BEGIN Data for review

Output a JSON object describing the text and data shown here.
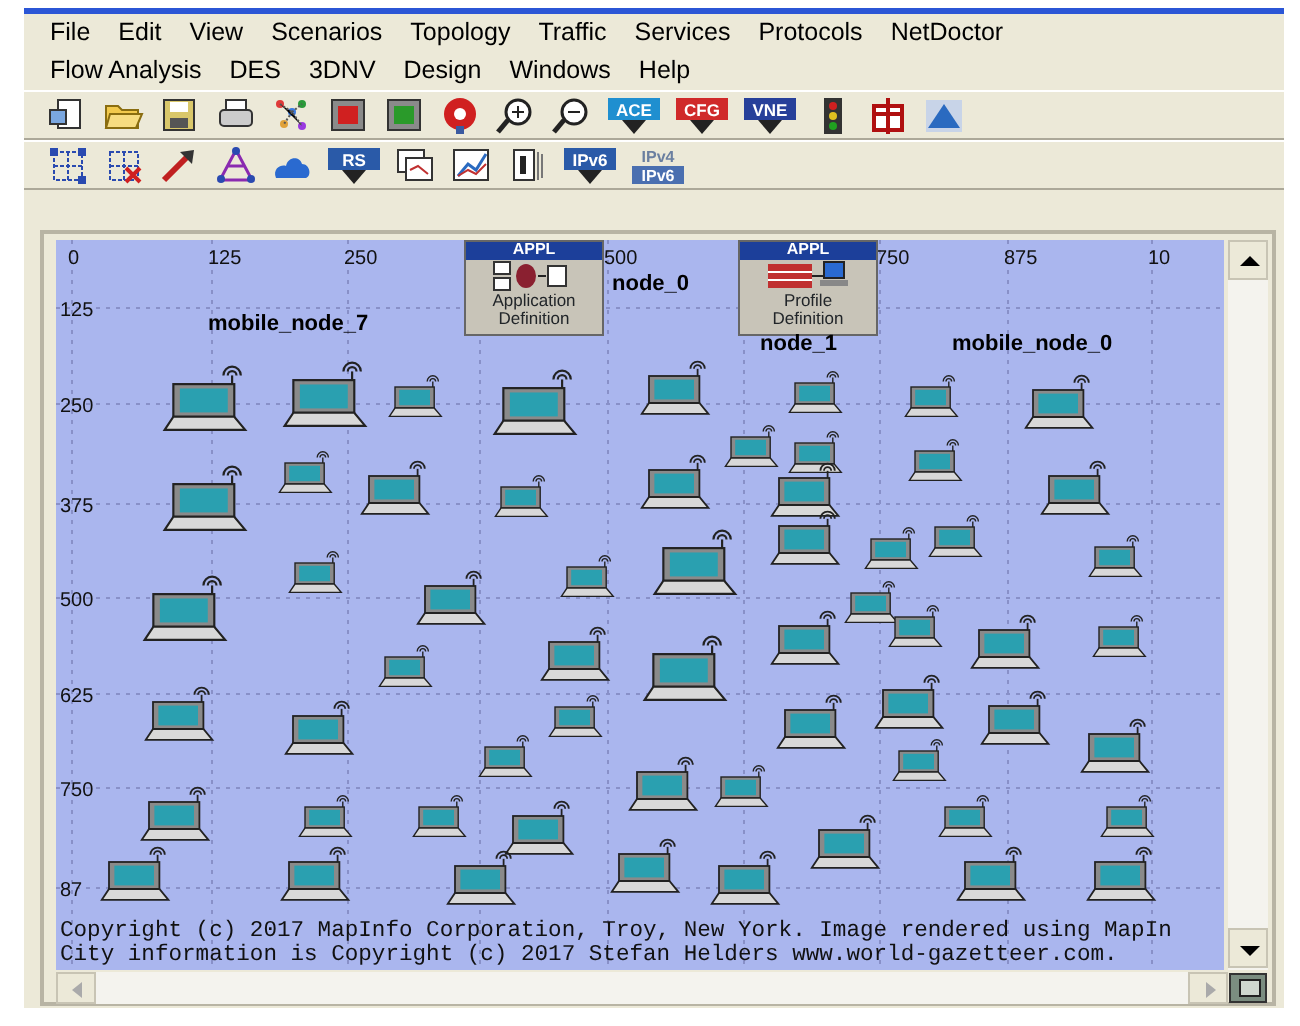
{
  "menu_bar": [
    [
      "File",
      "Edit",
      "View",
      "Scenarios",
      "Topology",
      "Traffic",
      "Services",
      "Protocols",
      "NetDoctor"
    ],
    [
      "Flow Analysis",
      "DES",
      "3DNV",
      "Design",
      "Windows",
      "Help"
    ]
  ],
  "toolbar": [
    [
      {
        "kind": "new"
      },
      {
        "kind": "open"
      },
      {
        "kind": "save"
      },
      {
        "kind": "print"
      },
      {
        "kind": "scatter"
      },
      {
        "kind": "red-square"
      },
      {
        "kind": "green-square"
      },
      {
        "kind": "red-circle"
      },
      {
        "kind": "zoom-in"
      },
      {
        "kind": "zoom-out"
      },
      {
        "kind": "badge",
        "text": "ACE",
        "color": "#1f8fd0"
      },
      {
        "kind": "badge",
        "text": "CFG",
        "color": "#d02a2a"
      },
      {
        "kind": "badge",
        "text": "VNE",
        "color": "#27409a"
      },
      {
        "kind": "traffic-light"
      },
      {
        "kind": "red-frame"
      },
      {
        "kind": "triangle"
      }
    ],
    [
      {
        "kind": "grid"
      },
      {
        "kind": "grid-x"
      },
      {
        "kind": "arrow"
      },
      {
        "kind": "network"
      },
      {
        "kind": "cloud"
      },
      {
        "kind": "badge",
        "text": "RS",
        "color": "#2a5aa8"
      },
      {
        "kind": "windows"
      },
      {
        "kind": "chart"
      },
      {
        "kind": "book"
      },
      {
        "kind": "badge",
        "text": "IPv6",
        "color": "#2a5aa8"
      },
      {
        "kind": "badge2",
        "text": "IPv4",
        "text2": "IPv6",
        "color": "#4a6fb0"
      }
    ]
  ],
  "canvas": {
    "x_ruler": [
      "0",
      "125",
      "250",
      "500",
      "750",
      "875",
      "10"
    ],
    "y_ruler": [
      "125",
      "250",
      "375",
      "500",
      "625",
      "750",
      "87"
    ],
    "objects": [
      {
        "header": "APPL",
        "label": "Application",
        "label2": "Definition",
        "kind": "application"
      },
      {
        "header": "APPL",
        "label": "Profile",
        "label2": "Definition",
        "kind": "profile"
      }
    ],
    "node_labels": [
      "node_0",
      "mobile_node_7",
      "node_1",
      "mobile_node_0"
    ],
    "copyright": [
      "Copyright (c) 2017 MapInfo Corporation, Troy, New York. Image rendered using MapIn",
      "City information is Copyright (c) 2017 Stefan Helders www.world-gazetteer.com."
    ]
  }
}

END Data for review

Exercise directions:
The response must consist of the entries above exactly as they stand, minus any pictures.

Exercise solution:
Output a JSON object describing the text and data shown here.
{
  "menu_bar": [
    [
      "File",
      "Edit",
      "View",
      "Scenarios",
      "Topology",
      "Traffic",
      "Services",
      "Protocols",
      "NetDoctor"
    ],
    [
      "Flow Analysis",
      "DES",
      "3DNV",
      "Design",
      "Windows",
      "Help"
    ]
  ],
  "toolbar": [
    [
      {
        "kind": "new"
      },
      {
        "kind": "open"
      },
      {
        "kind": "save"
      },
      {
        "kind": "print"
      },
      {
        "kind": "scatter"
      },
      {
        "kind": "red-square"
      },
      {
        "kind": "green-square"
      },
      {
        "kind": "red-circle"
      },
      {
        "kind": "zoom-in"
      },
      {
        "kind": "zoom-out"
      },
      {
        "kind": "badge",
        "text": "ACE",
        "color": "#1f8fd0"
      },
      {
        "kind": "badge",
        "text": "CFG",
        "color": "#d02a2a"
      },
      {
        "kind": "badge",
        "text": "VNE",
        "color": "#27409a"
      },
      {
        "kind": "traffic-light"
      },
      {
        "kind": "red-frame"
      },
      {
        "kind": "triangle"
      }
    ],
    [
      {
        "kind": "grid"
      },
      {
        "kind": "grid-x"
      },
      {
        "kind": "arrow"
      },
      {
        "kind": "network"
      },
      {
        "kind": "cloud"
      },
      {
        "kind": "badge",
        "text": "RS",
        "color": "#2a5aa8"
      },
      {
        "kind": "windows"
      },
      {
        "kind": "chart"
      },
      {
        "kind": "book"
      },
      {
        "kind": "badge",
        "text": "IPv6",
        "color": "#2a5aa8"
      },
      {
        "kind": "badge2",
        "text": "IPv4",
        "text2": "IPv6",
        "color": "#4a6fb0"
      }
    ]
  ],
  "canvas": {
    "x_ruler": [
      "0",
      "125",
      "250",
      "500",
      "750",
      "875",
      "10"
    ],
    "y_ruler": [
      "125",
      "250",
      "375",
      "500",
      "625",
      "750",
      "87"
    ],
    "objects": [
      {
        "header": "APPL",
        "label": "Application",
        "label2": "Definition",
        "kind": "application"
      },
      {
        "header": "APPL",
        "label": "Profile",
        "label2": "Definition",
        "kind": "profile"
      }
    ],
    "node_labels": [
      "node_0",
      "mobile_node_7",
      "node_1",
      "mobile_node_0"
    ],
    "copyright": [
      "Copyright (c) 2017 MapInfo Corporation, Troy, New York. Image rendered using MapIn",
      "City information is Copyright (c) 2017 Stefan Helders www.world-gazetteer.com."
    ]
  }
}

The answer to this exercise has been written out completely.